Villa went down 3-1 at Spurs with Dave Woodhall remaining on the bright side.
The first match back in the Premier League was always going to be something to look forward to with a few mixed feelings. After years of being a progressively big fish you’re off to deeper waters. All summer there’s been the excitement of looking forward and buying what you need, together with a sense of impending dread that the day will soon be here. A bit like the first day at senior school, but without your big brother to watch out for you and the rest of your year feeling the same.
Anyway, it was ironic that the first match was away at Spurs, in their new billion-pound stadium.
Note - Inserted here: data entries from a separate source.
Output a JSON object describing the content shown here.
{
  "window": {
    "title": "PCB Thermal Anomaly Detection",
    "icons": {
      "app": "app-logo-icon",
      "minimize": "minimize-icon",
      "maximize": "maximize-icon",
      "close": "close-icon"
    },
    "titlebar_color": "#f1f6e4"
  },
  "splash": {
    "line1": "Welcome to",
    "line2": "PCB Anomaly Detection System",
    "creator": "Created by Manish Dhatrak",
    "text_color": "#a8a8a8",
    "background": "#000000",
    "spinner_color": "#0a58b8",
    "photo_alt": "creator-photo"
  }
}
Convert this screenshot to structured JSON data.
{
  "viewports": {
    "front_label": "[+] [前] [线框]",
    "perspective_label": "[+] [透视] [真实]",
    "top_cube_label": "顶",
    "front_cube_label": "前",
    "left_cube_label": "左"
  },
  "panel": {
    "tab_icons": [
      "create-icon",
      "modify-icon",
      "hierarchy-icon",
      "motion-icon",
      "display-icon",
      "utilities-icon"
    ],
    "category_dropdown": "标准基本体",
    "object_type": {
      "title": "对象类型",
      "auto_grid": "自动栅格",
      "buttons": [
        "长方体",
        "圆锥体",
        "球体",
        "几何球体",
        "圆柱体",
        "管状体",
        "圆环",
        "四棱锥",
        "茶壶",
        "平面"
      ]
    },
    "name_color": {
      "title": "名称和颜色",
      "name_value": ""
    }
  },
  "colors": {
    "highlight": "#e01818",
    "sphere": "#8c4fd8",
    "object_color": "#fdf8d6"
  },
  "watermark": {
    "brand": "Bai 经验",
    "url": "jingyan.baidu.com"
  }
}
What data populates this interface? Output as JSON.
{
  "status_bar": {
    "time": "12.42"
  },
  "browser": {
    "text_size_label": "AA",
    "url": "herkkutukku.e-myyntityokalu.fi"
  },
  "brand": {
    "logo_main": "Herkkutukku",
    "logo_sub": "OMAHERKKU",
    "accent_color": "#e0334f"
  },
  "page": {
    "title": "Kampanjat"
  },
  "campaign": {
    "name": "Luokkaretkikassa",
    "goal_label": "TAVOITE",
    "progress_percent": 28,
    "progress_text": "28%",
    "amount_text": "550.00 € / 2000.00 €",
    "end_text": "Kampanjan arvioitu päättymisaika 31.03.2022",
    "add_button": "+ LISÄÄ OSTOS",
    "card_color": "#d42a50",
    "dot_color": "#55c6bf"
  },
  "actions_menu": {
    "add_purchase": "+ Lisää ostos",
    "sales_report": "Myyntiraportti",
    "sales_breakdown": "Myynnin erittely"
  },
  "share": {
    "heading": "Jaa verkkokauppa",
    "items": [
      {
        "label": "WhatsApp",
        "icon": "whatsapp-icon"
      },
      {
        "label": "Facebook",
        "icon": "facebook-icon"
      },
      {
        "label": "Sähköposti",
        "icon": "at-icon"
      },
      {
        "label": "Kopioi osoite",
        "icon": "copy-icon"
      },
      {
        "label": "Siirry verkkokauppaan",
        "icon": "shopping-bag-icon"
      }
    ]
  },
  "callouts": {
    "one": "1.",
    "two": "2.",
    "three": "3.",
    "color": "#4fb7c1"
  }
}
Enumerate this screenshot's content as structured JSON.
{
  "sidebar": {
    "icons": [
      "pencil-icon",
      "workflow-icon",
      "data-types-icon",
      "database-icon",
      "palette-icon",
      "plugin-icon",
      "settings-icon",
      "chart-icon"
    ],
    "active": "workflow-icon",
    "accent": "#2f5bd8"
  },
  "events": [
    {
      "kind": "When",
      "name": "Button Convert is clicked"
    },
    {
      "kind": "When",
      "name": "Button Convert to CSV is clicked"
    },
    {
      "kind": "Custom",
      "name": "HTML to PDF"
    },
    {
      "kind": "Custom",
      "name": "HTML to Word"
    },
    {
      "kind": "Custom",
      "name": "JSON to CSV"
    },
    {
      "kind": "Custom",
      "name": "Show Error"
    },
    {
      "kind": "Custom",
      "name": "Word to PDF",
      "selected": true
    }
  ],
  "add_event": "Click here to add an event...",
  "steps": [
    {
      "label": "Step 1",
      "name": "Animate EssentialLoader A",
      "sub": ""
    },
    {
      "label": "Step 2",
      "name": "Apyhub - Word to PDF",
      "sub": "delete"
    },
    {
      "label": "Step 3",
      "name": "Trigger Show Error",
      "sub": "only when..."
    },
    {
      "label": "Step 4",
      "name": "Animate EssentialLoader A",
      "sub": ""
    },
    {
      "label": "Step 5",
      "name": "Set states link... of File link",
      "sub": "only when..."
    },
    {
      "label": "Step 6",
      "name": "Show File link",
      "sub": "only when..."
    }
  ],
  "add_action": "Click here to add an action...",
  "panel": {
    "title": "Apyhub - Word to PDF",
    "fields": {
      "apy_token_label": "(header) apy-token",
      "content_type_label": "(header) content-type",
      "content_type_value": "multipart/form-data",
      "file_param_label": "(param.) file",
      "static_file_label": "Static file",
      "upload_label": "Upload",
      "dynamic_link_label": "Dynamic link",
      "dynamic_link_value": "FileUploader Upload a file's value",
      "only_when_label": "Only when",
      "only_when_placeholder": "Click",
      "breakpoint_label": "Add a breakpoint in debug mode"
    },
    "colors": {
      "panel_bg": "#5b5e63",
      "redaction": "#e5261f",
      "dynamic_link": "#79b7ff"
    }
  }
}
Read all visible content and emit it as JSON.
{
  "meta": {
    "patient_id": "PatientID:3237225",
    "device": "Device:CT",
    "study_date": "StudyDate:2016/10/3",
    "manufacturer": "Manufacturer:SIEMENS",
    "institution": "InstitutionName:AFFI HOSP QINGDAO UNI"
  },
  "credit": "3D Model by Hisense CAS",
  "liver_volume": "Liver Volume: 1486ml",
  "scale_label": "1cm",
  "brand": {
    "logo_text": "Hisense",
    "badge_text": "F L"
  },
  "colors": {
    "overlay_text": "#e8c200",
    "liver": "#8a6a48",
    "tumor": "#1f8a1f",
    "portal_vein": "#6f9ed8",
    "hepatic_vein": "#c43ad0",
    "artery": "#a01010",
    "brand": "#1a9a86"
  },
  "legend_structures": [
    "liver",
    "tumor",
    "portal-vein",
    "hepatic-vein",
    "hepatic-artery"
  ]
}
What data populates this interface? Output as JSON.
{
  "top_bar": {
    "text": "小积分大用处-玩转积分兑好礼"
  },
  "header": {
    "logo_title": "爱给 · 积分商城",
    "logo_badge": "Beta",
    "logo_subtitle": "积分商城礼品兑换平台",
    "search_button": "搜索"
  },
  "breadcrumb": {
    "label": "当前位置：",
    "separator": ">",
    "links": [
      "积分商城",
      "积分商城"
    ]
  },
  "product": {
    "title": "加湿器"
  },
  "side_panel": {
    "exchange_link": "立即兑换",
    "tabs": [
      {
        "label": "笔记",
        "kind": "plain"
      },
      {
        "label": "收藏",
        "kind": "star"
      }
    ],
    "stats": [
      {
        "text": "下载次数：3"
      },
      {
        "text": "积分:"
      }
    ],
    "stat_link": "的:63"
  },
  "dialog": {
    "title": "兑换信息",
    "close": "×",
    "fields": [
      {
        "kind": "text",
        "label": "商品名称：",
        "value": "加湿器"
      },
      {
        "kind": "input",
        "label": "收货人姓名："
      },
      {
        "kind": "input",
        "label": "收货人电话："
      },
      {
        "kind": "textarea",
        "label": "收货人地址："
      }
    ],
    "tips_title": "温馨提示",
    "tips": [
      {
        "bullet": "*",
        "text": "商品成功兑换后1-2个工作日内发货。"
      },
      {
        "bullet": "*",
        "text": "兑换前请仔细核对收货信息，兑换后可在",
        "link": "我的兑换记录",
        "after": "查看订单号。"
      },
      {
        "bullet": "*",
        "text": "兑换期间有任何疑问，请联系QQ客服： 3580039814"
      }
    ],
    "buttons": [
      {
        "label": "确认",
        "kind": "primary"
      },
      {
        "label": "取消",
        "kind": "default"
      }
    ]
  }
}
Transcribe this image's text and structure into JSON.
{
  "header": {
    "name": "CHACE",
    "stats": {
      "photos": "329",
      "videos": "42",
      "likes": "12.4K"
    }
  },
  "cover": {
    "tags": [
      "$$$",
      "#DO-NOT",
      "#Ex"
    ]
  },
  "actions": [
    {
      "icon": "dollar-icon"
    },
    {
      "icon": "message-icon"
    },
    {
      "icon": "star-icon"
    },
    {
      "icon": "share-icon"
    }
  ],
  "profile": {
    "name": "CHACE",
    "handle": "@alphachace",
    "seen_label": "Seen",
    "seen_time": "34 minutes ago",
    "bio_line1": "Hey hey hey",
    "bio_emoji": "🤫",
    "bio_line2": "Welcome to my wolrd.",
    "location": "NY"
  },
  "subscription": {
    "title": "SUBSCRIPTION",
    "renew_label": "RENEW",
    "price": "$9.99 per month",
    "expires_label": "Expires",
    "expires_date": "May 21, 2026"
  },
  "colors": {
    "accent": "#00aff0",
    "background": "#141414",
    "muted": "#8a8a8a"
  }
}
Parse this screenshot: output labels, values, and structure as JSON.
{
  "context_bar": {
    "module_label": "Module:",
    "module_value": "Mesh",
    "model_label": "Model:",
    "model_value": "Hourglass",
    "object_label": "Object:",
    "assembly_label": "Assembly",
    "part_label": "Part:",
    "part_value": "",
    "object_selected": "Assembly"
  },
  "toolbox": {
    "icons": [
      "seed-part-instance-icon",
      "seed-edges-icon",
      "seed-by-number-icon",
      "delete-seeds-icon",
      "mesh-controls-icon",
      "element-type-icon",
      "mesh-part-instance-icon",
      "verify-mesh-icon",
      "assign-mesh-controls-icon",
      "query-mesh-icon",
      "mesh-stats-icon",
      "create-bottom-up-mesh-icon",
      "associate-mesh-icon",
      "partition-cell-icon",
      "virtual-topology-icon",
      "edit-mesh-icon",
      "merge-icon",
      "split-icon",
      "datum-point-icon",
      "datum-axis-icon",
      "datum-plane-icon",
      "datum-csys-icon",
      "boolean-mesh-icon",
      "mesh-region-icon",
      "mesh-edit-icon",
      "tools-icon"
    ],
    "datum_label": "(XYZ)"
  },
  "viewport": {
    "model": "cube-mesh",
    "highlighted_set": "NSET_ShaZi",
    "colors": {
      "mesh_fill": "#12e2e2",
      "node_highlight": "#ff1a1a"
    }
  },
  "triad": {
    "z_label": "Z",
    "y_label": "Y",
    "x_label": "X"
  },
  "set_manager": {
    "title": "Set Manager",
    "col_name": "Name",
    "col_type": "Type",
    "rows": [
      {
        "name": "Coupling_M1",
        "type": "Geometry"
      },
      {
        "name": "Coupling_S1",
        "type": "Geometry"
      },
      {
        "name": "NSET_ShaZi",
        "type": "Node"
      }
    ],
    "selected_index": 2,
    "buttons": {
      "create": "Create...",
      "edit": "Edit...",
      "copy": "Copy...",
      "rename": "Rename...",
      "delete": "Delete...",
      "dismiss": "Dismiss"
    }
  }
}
A decade ago we were competing with them for the best of the Rest title, but while we’ve done just about everything wrong, they’ve done it right, or almost – whatever they might say, we’ve lifted more trophies than they have in that time, so there.
They finished third in the Premier League last season, we finished fifth in the Championship. We spent a shedload in the summer in an attempt to stay in the top flight, if they’d spent as much they’d be looking to win it. And to make the task even more daunting, by the time kick-off approached the two teams who finished above Spurs last season had already scored nine goals between them without breaking sweat.
Dean Smith raised a few eyebrows with his team selection, relying on much of the team who had won the play-off final. Whether this was down to injuries or fitness concerns, or whether he was reluctant to have a totally new defence thrown into such an occasion, it seemed as though Villa might be steamrollered from the off.
Nine minutes in, and Villa were a goal up. John McGinn get on the end of a through ball, placed his shot perfectly and it was time to dream. Indeed, if Trezeguet had scored from his opportunity then the half-time score might have caused even more eyebrows to be raised.
But there’s a massive difference between this level and the one we’ve just left. Intensity, for a start – it seemed that every time a Villa player got the ball in the second half there were three of the Spurs team right on him. And being able to bring on an £80 million player when our equivalent came from the Championship at about one-thirtieth the price.
Legs and minds got tired, Spurs pressed relentlessly and the end result was inevitable, although it didn’t really have to be in such a cruel fashion. Two of their goals came from deflections, although it has to be said that even a point from the game would have been a robbery of highway proportions.
Days like this can be valuable as long as everyone learns from them, and I have no doubt that our coaching team will be spending every waking moment from now until next Saturday analysing what went wrong and how to put it right. And in the spirit of optimism that comes from the sun still shining, there was also a lot to be encouraged about.
For a start, Tyrone Mings looked totally at home in what it grieves me to say is one of the best football settings in the world. He and Bjorn Engels have already struck up an understanding that shows the promise to rival some of the best we’ve enjoyed. Tom Heaton behind them seemed equally up to the task he’ll face this season. Further up the pitch, Trezeguet showed that he’ll be a surprise to a few defences as well.
The rest of the team can’t be overly criticised against such opposition. Learn from the mistakes, get up to speed and take it from there. Saturday at home to Bournemouth, with a few more of the summer’s arrivals making an appearance, was always going to be a better indication of how the team will perform and on this showing there’s still plenty to look forward to.